What the task requires
Give back every entry, exactly as written.

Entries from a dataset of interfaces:

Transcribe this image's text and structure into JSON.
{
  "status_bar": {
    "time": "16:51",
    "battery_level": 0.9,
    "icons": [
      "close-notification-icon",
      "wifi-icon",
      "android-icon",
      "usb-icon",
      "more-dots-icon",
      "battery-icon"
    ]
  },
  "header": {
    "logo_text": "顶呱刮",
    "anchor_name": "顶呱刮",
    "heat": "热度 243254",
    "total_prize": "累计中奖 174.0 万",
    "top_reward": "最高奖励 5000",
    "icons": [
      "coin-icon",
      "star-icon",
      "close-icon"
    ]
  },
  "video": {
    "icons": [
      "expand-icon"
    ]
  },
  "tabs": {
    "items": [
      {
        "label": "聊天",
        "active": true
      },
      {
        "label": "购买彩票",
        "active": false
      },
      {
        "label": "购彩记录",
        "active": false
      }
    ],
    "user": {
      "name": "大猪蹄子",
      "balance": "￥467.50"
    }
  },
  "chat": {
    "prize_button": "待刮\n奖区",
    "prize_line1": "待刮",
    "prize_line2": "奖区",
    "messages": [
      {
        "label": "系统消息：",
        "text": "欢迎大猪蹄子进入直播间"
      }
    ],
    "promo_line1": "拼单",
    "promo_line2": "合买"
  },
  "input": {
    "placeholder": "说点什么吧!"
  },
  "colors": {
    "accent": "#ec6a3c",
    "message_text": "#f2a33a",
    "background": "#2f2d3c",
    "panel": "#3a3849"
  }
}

Solution
Transcribe this image's text and structure into JSON.
{
  "status_bar": {
    "time": "16:51",
    "battery_level": 0.9,
    "icons": [
      "close-notification-icon",
      "wifi-icon",
      "android-icon",
      "usb-icon",
      "more-dots-icon",
      "battery-icon"
    ]
  },
  "header": {
    "logo_text": "顶呱刮",
    "anchor_name": "顶呱刮",
    "heat": "热度 243254",
    "total_prize": "累计中奖 174.0 万",
    "top_reward": "最高奖励 5000",
    "icons": [
      "coin-icon",
      "star-icon",
      "close-icon"
    ]
  },
  "video": {
    "icons": [
      "expand-icon"
    ]
  },
  "tabs": {
    "items": [
      {
        "label": "聊天",
        "active": true
      },
      {
        "label": "购买彩票",
        "active": false
      },
      {
        "label": "购彩记录",
        "active": false
      }
    ],
    "user": {
      "name": "大猪蹄子",
      "balance": "￥467.50"
    }
  },
  "chat": {
    "prize_button": "待刮\n奖区",
    "prize_line1": "待刮",
    "prize_line2": "奖区",
    "messages": [
      {
        "label": "系统消息：",
        "text": "欢迎大猪蹄子进入直播间"
      }
    ],
    "promo_line1": "拼单",
    "promo_line2": "合买"
  },
  "input": {
    "placeholder": "说点什么吧!"
  },
  "colors": {
    "accent": "#ec6a3c",
    "message_text": "#f2a33a",
    "background": "#2f2d3c",
    "panel": "#3a3849"
  }
}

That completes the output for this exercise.